*What you need to do*. Extract every line of the material that holds the string "code".

*Records for this task*.
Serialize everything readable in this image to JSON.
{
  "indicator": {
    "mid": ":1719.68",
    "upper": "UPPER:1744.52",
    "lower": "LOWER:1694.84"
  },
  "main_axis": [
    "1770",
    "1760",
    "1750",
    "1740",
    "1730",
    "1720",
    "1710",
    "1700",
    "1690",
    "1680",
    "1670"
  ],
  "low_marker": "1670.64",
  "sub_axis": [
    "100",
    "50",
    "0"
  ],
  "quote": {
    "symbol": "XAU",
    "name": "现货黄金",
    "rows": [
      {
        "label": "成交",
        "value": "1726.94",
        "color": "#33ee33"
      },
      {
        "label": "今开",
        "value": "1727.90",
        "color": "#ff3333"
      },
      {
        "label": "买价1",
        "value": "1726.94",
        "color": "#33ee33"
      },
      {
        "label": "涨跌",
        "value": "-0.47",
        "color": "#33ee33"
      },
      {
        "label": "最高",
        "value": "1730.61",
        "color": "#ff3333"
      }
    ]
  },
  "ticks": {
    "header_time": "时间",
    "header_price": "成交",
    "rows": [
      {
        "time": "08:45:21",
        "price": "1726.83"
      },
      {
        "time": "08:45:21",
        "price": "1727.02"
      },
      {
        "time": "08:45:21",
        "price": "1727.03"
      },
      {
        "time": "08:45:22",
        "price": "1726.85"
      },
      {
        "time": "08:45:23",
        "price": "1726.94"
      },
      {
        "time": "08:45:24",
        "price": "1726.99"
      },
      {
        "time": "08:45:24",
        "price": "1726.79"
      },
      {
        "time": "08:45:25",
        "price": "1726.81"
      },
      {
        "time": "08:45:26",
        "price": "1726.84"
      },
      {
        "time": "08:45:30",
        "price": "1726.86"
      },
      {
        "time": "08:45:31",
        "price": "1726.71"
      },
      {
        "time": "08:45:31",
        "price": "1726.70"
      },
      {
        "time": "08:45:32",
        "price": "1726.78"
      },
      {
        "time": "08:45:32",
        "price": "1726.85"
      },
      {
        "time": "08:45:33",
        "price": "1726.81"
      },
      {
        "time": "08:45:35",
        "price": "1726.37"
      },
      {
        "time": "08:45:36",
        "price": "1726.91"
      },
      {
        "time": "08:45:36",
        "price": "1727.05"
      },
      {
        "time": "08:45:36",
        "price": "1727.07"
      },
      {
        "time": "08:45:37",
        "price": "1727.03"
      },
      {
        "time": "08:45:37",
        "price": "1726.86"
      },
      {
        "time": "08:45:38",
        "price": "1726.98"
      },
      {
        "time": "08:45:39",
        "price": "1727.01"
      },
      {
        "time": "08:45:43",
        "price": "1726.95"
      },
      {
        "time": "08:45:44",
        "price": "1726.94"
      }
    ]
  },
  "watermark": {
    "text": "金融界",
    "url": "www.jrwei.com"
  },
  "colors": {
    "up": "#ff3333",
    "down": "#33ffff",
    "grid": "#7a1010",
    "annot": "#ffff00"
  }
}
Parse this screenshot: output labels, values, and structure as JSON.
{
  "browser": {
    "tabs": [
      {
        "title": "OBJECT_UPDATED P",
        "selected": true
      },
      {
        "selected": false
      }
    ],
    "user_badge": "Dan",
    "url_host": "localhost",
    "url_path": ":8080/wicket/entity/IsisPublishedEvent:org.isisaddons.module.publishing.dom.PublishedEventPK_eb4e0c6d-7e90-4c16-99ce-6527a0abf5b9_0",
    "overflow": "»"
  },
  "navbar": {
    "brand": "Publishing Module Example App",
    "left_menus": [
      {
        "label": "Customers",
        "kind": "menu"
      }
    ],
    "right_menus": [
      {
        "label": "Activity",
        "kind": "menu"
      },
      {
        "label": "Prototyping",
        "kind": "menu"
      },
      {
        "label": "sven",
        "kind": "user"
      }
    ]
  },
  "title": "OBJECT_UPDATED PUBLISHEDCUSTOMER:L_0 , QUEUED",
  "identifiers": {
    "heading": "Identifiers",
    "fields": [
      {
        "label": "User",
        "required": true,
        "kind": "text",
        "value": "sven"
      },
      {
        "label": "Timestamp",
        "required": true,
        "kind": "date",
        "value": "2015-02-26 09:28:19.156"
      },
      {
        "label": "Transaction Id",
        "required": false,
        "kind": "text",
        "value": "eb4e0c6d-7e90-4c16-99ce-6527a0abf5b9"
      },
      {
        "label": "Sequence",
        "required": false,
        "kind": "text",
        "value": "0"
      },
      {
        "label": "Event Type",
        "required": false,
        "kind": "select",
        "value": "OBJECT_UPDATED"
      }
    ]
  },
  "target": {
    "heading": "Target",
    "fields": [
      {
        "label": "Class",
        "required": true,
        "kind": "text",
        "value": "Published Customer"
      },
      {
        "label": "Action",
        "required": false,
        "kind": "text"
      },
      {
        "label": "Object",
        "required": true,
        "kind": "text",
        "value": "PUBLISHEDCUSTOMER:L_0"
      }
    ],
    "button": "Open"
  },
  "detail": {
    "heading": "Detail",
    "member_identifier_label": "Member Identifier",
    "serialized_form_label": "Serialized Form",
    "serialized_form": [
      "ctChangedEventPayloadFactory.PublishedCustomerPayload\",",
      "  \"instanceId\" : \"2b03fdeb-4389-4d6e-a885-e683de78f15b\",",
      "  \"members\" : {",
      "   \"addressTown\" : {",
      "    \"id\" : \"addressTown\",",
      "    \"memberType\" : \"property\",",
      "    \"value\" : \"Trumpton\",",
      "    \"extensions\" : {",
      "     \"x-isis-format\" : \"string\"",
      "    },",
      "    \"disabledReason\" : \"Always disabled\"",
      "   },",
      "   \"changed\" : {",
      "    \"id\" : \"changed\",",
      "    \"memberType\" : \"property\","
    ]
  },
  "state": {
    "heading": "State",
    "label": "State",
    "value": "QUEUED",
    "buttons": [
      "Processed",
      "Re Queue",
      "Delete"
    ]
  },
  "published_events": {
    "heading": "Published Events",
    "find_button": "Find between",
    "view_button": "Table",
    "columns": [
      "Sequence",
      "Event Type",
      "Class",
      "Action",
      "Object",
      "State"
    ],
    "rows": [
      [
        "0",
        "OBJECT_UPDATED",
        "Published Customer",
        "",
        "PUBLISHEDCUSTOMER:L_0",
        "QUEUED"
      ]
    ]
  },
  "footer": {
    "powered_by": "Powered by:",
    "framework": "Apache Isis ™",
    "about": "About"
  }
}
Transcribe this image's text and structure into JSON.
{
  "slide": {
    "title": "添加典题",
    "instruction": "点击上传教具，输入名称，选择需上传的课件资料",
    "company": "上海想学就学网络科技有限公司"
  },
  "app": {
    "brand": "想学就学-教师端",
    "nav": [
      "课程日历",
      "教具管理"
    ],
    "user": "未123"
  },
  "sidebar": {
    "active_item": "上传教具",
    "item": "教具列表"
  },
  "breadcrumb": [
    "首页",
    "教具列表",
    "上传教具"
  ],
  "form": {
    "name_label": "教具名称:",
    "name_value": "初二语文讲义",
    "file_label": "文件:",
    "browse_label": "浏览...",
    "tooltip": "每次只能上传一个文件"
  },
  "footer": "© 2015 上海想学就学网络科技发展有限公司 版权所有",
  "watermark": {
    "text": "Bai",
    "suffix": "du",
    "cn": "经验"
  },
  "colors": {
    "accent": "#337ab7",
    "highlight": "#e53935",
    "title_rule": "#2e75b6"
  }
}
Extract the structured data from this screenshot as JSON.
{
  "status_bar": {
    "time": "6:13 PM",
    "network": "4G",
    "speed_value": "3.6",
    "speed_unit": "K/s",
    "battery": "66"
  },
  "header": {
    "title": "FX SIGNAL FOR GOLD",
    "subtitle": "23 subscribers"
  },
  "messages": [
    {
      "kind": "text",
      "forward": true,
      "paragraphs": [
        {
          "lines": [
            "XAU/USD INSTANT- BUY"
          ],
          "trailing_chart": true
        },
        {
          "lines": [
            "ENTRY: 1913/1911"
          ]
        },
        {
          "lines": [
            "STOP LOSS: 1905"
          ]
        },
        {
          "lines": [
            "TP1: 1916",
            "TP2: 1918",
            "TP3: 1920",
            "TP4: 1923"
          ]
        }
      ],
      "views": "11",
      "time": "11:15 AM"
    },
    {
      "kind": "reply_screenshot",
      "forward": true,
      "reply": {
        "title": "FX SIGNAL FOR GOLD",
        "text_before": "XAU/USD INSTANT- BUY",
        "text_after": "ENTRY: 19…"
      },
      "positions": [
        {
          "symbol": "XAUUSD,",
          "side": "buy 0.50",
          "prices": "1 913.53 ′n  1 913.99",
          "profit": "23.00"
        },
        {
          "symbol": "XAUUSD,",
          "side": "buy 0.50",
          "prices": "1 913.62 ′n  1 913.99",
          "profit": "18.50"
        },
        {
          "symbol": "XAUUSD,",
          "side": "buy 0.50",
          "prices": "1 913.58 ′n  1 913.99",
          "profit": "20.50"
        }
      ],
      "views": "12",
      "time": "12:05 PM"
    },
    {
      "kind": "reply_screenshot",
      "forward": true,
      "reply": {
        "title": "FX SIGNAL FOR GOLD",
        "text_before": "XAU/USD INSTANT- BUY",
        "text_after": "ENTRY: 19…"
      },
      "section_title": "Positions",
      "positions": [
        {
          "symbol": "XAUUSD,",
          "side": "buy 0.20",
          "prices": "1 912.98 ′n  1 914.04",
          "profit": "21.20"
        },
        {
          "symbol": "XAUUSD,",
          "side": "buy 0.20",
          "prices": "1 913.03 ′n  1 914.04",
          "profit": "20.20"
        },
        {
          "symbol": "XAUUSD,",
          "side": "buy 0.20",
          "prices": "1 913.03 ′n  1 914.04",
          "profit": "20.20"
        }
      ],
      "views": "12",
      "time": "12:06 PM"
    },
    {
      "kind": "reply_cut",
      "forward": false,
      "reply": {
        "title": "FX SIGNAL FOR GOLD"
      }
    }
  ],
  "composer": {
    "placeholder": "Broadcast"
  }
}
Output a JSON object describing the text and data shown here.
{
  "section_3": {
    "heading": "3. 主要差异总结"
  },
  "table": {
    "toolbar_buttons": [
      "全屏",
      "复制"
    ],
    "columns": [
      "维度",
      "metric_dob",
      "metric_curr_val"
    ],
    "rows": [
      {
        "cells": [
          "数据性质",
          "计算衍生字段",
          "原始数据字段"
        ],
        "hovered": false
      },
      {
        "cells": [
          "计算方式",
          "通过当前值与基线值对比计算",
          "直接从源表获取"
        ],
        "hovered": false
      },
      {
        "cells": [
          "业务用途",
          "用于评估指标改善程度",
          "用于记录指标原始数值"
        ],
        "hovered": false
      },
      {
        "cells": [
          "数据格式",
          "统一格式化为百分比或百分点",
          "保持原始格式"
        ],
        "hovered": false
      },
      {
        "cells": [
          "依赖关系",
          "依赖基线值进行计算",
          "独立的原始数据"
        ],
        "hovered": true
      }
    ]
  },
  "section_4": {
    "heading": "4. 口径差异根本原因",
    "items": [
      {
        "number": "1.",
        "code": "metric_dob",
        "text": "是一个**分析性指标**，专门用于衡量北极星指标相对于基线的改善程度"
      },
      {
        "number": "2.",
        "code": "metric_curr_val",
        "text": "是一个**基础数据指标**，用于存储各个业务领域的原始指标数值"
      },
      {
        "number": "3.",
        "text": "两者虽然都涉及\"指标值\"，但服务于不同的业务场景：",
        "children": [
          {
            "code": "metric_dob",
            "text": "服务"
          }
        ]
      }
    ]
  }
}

*Answer space*.
        "code": "metric_dob",
        "code": "metric_curr_val",
            "code": "metric_dob",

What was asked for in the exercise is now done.